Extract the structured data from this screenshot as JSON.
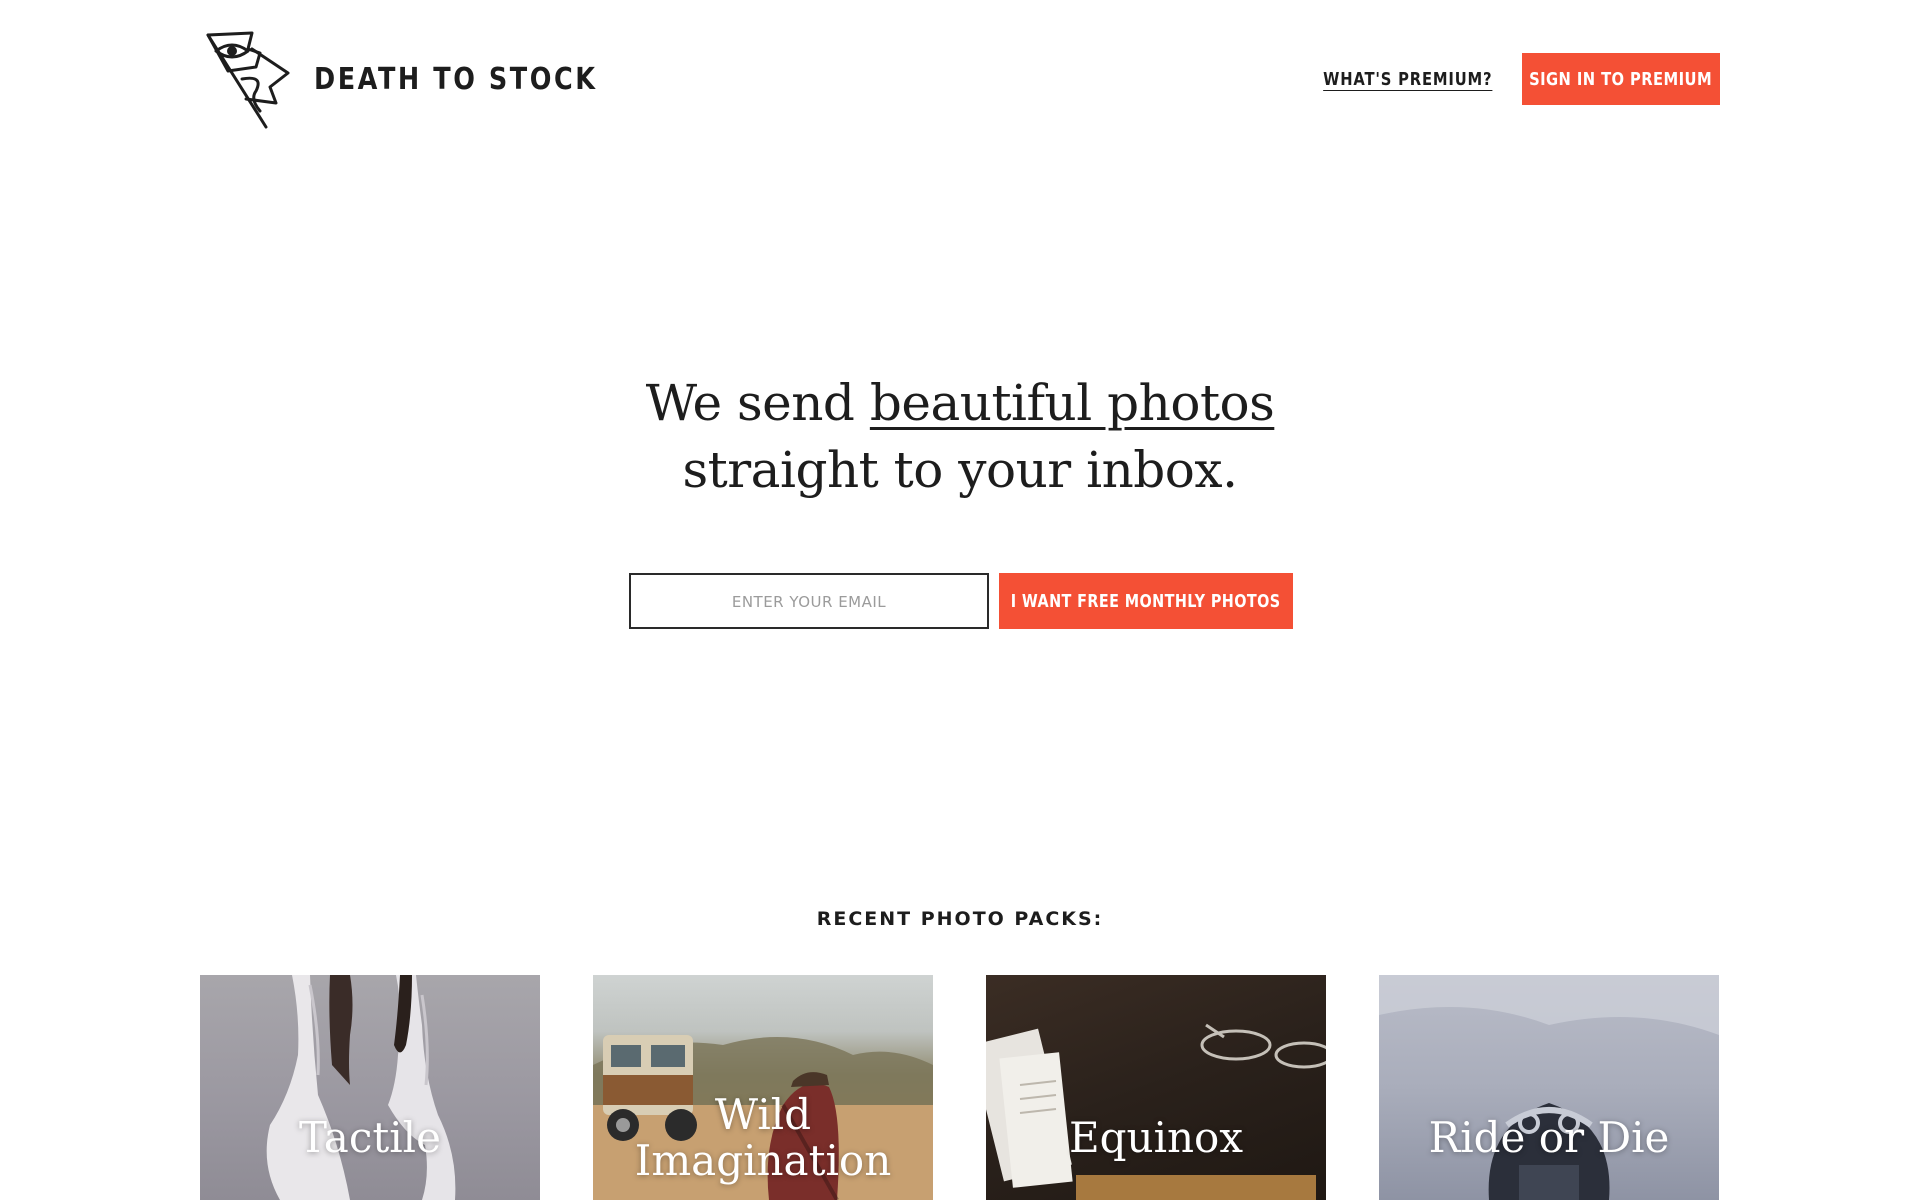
{
  "brand": {
    "name": "DEATH TO STOCK",
    "logo_icon": "eye-flag-logo"
  },
  "nav": {
    "whats_premium": "WHAT'S PREMIUM?",
    "sign_in": "SIGN IN TO PREMIUM"
  },
  "hero": {
    "line1_prefix": "We send",
    "line1_link": "beautiful photos",
    "line2": "straight to your inbox."
  },
  "signup": {
    "email_placeholder": "ENTER YOUR EMAIL",
    "email_value": "",
    "button_label": "I WANT FREE MONTHLY PHOTOS"
  },
  "recent": {
    "heading": "RECENT PHOTO PACKS:",
    "packs": [
      {
        "title": "Tactile"
      },
      {
        "title": "Wild Imagination"
      },
      {
        "title": "Equinox"
      },
      {
        "title": "Ride or Die"
      }
    ]
  },
  "colors": {
    "accent": "#f45035",
    "text": "#1d1d1d",
    "background": "#ffffff"
  }
}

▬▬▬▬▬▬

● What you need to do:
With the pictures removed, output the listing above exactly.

● Task answer:
Extract the structured data from this screenshot as JSON.
{
  "brand": {
    "name": "DEATH TO STOCK",
    "logo_icon": "eye-flag-logo"
  },
  "nav": {
    "whats_premium": "WHAT'S PREMIUM?",
    "sign_in": "SIGN IN TO PREMIUM"
  },
  "hero": {
    "line1_prefix": "We send",
    "line1_link": "beautiful photos",
    "line2": "straight to your inbox."
  },
  "signup": {
    "email_placeholder": "ENTER YOUR EMAIL",
    "email_value": "",
    "button_label": "I WANT FREE MONTHLY PHOTOS"
  },
  "recent": {
    "heading": "RECENT PHOTO PACKS:",
    "packs": [
      {
        "title": "Tactile"
      },
      {
        "title": "Wild Imagination"
      },
      {
        "title": "Equinox"
      },
      {
        "title": "Ride or Die"
      }
    ]
  },
  "colors": {
    "accent": "#f45035",
    "text": "#1d1d1d",
    "background": "#ffffff"
  }
}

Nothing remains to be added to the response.